City Commission Tentatively Adopts Deeply Slashed BudgetSep 12th, 2013 | By Admin | Category: Community News, Front Page
By Lynette Norris
Greene Publishing, Inc.
“We’ve cut into bone and sinew for this budget,” said City Manager Tim Bennett during the public hearing portion of September’s city commission meeting, adding that it takes approximately $590,000 a month to run the city of Madison. “I believe we will reach critical mass (shortfall) in month 10 or 11,” he said. Some of the deep cuts included the elimination of leave buy-back for city employees. Demolition of condemned structures within the city limits will also be slowed down, with the jobs being handled in-house on a reduced scale. Additionally, the city staff will continue researching ways to further reduce costs and generate more revenue, including pumping the septic tank at the Woman’s Club building instead of installing a $15,000 sewer connection, exploring possible outsourcing for sanitation operations and grounds-keeping at the two city cemeteries, and looking into reduction of personnel through attrition.
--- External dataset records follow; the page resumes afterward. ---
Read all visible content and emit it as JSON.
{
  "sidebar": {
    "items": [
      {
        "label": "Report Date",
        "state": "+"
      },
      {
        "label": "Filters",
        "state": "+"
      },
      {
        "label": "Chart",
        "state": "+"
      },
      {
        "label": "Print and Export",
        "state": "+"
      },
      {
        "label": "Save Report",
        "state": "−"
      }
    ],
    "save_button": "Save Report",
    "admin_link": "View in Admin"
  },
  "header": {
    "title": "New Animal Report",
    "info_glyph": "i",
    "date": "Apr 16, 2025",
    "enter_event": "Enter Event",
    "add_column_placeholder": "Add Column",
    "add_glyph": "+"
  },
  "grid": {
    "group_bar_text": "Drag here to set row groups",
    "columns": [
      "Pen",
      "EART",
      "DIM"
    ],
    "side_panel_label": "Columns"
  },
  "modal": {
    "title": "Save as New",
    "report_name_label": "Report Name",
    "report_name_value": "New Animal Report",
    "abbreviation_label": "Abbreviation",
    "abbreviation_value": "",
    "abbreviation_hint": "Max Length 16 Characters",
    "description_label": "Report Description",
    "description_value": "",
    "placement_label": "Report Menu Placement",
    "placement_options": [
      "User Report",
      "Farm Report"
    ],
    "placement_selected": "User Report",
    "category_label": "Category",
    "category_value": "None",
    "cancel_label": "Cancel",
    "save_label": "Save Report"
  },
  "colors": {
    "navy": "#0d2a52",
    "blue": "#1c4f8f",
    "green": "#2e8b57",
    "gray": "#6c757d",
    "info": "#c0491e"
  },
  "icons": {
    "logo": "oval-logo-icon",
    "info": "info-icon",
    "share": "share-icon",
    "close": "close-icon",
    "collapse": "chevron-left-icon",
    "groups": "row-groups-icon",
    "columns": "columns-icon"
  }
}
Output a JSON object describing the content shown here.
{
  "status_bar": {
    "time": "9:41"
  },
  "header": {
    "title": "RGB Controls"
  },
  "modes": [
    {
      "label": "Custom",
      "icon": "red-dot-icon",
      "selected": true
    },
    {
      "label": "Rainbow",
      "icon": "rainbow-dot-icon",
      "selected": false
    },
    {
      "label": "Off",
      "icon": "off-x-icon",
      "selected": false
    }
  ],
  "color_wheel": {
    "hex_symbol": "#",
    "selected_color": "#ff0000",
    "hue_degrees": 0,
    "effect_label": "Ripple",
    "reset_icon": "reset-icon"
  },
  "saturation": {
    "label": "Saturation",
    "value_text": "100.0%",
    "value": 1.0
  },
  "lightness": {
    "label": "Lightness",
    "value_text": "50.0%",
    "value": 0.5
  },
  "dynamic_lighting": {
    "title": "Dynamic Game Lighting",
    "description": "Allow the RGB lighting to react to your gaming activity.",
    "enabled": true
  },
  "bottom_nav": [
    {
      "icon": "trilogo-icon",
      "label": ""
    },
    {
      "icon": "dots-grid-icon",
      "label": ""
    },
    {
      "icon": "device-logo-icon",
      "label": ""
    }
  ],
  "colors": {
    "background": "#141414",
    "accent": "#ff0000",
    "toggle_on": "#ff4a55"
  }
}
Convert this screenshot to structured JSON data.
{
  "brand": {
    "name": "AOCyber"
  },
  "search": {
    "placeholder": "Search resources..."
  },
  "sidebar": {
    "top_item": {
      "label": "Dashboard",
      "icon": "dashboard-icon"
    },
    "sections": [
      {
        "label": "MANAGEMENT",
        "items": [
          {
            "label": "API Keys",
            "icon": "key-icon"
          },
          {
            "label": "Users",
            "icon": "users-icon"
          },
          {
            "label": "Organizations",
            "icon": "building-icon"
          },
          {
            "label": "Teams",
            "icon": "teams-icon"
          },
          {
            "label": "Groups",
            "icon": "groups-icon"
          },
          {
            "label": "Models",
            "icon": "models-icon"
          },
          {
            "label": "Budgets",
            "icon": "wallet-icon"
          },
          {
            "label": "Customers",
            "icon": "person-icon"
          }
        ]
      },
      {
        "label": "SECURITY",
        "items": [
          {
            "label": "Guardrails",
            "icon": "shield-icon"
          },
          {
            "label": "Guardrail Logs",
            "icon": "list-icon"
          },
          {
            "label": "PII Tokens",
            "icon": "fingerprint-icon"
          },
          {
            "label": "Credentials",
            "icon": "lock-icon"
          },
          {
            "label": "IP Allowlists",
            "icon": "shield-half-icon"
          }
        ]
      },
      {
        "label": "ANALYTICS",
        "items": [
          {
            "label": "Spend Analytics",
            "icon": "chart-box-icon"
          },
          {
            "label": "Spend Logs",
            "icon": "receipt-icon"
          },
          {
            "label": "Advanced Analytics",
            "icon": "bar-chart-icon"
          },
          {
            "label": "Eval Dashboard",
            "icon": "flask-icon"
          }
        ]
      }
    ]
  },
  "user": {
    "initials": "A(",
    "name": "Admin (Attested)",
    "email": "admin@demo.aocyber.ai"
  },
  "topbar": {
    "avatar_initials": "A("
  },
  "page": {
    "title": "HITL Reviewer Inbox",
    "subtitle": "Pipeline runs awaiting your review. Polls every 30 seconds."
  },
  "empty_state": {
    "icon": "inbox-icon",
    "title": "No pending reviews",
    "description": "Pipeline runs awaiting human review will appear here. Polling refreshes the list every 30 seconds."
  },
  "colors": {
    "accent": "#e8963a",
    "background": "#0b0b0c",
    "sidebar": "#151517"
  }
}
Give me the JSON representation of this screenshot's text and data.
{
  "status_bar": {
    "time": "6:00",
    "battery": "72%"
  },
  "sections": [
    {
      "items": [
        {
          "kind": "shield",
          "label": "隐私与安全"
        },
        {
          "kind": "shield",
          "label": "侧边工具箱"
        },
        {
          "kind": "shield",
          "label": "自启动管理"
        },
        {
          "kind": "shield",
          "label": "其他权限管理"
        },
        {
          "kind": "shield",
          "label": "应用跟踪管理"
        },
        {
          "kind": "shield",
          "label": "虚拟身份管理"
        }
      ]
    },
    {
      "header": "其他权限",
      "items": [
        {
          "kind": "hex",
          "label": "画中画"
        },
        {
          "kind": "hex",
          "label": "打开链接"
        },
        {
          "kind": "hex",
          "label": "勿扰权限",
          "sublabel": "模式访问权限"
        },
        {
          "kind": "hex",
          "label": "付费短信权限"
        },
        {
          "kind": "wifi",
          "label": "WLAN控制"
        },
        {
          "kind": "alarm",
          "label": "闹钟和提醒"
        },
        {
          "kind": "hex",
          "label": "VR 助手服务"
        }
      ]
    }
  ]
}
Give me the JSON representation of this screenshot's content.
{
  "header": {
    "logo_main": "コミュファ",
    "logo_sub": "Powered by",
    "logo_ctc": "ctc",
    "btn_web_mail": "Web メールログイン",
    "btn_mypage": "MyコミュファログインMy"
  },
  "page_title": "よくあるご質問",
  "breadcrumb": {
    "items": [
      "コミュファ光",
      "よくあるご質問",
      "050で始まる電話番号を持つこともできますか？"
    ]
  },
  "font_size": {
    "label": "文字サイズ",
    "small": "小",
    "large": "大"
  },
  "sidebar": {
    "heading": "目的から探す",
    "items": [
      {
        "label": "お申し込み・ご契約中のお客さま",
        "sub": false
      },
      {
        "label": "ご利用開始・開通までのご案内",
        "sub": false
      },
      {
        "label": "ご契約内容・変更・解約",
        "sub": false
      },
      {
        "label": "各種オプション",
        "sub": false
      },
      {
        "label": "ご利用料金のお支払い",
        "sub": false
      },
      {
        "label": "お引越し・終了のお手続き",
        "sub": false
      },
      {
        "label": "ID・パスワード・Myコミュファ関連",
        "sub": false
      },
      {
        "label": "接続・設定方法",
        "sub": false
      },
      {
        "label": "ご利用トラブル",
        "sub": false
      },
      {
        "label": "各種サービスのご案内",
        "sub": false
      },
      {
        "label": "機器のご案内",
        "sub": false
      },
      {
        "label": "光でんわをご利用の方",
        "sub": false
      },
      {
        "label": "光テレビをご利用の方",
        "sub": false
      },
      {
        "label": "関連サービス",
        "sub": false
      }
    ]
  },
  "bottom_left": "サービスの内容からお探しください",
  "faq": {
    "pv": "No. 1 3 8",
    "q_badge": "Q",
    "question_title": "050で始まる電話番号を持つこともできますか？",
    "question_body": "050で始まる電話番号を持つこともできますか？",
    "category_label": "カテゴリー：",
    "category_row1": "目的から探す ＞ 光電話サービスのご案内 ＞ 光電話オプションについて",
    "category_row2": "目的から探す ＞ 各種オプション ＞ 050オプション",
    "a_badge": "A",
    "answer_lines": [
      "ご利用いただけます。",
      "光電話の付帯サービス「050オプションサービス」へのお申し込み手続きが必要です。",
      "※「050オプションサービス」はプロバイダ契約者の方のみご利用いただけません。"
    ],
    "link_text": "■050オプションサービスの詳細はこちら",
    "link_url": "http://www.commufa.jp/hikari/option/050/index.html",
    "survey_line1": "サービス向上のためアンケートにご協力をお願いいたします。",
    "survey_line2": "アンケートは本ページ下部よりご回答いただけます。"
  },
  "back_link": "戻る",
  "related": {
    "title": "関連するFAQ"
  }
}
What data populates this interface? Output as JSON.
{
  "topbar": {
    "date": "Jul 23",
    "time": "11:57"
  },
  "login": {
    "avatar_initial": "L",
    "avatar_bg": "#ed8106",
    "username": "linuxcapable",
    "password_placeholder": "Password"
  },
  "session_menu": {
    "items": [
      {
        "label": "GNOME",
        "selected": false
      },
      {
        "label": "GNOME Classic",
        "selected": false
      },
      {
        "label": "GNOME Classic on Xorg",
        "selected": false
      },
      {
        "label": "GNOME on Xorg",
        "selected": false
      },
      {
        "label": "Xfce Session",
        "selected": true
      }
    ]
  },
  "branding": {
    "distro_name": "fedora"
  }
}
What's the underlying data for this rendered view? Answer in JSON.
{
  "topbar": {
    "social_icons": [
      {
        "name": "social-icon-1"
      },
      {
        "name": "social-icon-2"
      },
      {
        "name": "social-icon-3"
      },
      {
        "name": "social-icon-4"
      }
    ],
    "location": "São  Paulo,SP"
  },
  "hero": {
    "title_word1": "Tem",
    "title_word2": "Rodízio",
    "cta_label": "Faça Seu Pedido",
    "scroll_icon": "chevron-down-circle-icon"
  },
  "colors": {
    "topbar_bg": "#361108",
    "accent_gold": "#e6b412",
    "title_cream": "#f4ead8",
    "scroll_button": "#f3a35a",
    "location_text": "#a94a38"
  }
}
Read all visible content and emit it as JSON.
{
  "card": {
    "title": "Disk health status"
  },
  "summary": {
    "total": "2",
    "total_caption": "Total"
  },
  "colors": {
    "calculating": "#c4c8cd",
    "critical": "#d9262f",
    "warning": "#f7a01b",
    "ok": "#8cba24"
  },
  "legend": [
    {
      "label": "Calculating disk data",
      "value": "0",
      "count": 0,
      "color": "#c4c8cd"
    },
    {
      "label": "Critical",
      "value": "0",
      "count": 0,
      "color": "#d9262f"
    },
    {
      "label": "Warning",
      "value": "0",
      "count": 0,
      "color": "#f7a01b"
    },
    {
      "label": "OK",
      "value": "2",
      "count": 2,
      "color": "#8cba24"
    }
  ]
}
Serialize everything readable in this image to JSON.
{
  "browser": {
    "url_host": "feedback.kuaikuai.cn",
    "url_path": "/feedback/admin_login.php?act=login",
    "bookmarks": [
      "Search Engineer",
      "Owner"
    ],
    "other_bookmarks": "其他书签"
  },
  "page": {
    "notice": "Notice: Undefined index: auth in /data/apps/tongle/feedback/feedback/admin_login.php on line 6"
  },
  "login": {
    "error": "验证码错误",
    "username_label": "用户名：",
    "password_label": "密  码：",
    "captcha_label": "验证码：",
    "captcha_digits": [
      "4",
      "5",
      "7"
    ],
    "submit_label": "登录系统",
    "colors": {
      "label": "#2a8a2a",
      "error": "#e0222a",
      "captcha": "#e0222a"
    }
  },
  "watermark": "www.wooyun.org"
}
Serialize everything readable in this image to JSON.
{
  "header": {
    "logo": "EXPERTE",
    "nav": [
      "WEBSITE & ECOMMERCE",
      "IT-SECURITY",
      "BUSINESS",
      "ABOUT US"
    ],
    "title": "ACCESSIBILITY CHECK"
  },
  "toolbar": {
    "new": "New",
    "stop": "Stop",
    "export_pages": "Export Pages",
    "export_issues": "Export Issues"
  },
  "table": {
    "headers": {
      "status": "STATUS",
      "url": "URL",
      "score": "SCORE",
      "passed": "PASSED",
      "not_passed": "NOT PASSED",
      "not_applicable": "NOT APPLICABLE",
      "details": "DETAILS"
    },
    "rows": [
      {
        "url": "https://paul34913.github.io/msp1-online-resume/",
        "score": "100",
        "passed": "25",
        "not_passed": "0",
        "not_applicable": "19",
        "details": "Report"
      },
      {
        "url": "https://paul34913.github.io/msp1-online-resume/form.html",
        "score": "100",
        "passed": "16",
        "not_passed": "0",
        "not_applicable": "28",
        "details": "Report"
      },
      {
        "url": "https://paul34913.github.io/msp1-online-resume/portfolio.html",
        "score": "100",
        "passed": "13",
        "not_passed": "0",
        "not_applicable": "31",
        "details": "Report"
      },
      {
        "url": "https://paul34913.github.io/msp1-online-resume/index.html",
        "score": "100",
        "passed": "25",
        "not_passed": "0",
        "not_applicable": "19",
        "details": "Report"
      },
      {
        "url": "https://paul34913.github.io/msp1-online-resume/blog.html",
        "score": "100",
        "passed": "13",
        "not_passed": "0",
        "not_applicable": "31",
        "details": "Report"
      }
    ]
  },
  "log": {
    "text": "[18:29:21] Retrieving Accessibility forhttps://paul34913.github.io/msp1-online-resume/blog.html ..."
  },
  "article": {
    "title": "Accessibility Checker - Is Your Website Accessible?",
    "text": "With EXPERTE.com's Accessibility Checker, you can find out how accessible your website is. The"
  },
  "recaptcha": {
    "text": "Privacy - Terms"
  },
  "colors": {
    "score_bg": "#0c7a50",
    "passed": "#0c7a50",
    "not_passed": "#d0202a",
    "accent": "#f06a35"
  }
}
The staff will also conduct rate studies for water, wastewater and natural gas, as well as look at increasing fees for city services across the board. At the recommendation of a recent audit of city finances, four separate enterprise funds (water, wastewater, natural gas and sanitation) have been consolidated and streamlined into one fund. Commissioner Jim Catron noted that it was, overall, a pretty conservative budget. “It doesn’t do a lot of things that people would like to see done, but the money’s just not there.” Commissioner Judy Townsend questioned part of the police department’s capital outlay fund that included a leased vehicle for the chief of police, asking if it was really needed right now and could it possibly wait another year, or for another time when the city had more money. The commission voted to remove that item from the budget. The proposed budget is based on the rolled-back millage rate of 6.1715, the rate needed to bring in approximately the same amount of revenue the city is collecting for the current Fiscal Year 2012-2013, with the current millage rate of 6.0484. Coming back to the expected budget shortfall at month 10 or 11, Bennett told the commissioners he would be bringing them monthly updates on where the city’s finances stood as the year progressed, as well as how much of a savings account is available to fall back on should the city see such a shortfall. The budget as currently proposed does not dip into any savings. The commission voted to tentatively adopt the $6,512,580 budget and the 6.1715 millage rate of 6.1715. The was no one in the audience who asked to address the commission, but the public will have another chance to do so at the second scheduled public hearing, Tuesday, Sept. 24, 5:30 p.m. at City Hall. In a separate item, something Bennett referred to a “one positive note” in an otherwise gloomy financial situation, the commission voted to switch employees’ healthcare from Florida Blue to United Healthcare, a change that would bring a 19% reduction in health care costs for city employees and to adopt Standard for dental and vision benefits at an additional savings.